Speech – Language Pathology: More Than Just Speech
Jul 27, 2017 Clinical Expertise
Time and time again, when I introduce myself to a new patient they will tell me they are able to speak just fine. This gives me the opportunity to explain exactly what a speech-language pathologist (SLP) does. Within moments, they go from thinking they have no need for speech therapy services to being excited to improve their voice, breathing, thinking, memory and swallowing.
I like to tell people that Speech Therapy works on everything from the lungs up. We help people with respiration needed for breath support for speaking and endurance. We also help with exercises needed for strengthening. We make sure all of the muscles of the face and neck work the way they are supposed to, often helping bring back people’s smiles. We help people with swallowing difficulties so they can get back to eating the things they love. We work on hearing and vision and how both impact communication and cognition. We help people with speech and language (that’s the obvious one…it’s in our job title), but not just what people say. We help with what they are saying, how clearly they are saying it and what they understand. And lastly, we work on cognition including all of those thinking skills like attention, memory, organization and planning that help us be independent and happy in our everyday lives. Once I explain this, my patients quickly understand there is more to speech therapists than they realize.
Once we convince a patient our services can benefit them, the next step is to identify their goals. Building rapport and getting to know a patient in order to identify their goals and develop a plan of care requires some finesse. It almost feels like a dance of give and take. Sometimes the dance flows and other times I feel like we accidentally step on one another’s toes. This is one of my favorite challenges because I really get to know each person so I can figure out the best way to help them.
It’s so important to find out what really motivates our patients. Once, we had a patient who was obsessed with dogs. He was having a really hard time communicating but any time we were around the therapy dogs, all of a sudden the words came right out. We ended up working with the therapy dogs often to build his language skills. Eventually, he was able to communicate with people, not just pets!

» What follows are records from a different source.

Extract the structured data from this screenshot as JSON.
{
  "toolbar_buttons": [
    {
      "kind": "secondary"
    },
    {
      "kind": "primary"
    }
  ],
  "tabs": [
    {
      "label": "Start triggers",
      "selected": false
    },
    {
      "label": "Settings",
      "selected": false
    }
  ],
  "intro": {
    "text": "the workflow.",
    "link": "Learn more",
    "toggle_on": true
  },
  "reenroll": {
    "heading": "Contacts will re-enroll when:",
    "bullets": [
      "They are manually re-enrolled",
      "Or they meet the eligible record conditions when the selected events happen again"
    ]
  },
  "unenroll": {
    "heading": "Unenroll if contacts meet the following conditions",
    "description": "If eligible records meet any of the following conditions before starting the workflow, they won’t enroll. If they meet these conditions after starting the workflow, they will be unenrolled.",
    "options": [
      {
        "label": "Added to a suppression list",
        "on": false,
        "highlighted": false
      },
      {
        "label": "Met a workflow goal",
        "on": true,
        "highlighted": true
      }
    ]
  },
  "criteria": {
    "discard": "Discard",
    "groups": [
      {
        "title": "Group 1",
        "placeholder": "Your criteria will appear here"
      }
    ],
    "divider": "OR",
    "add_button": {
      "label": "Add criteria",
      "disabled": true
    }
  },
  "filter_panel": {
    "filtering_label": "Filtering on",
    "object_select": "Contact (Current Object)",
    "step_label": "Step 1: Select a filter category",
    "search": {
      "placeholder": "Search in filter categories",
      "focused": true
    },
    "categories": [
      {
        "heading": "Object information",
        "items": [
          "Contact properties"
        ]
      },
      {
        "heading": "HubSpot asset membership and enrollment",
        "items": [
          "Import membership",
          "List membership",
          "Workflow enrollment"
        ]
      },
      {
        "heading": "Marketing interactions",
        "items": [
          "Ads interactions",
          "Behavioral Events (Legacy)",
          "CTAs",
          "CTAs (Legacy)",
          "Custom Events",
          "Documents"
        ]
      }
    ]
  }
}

I now look forward to the awkward “I speak just fine” conversations because it provides an opportunity to highlight the importance of an SLP for improving and restoring communication, swallowing and cognition. I am grateful every day for the opportunities that I have to help others by doing what I love. Some of the most meaningful experiences in our lives involve communicating with others - telling stories about the exciting things we’ve done, comforting someone, sharing a delicious meal, working to solve an important problem - the list goes on. My job as an SLP allows me to help people do these things. From helping people say, “I love you” to their family members for the first time after a stroke or eating for the first time after a total laryngectomy, this field is ever rewarding and provides lots of room for growth and skill development. There is no better feeling than that!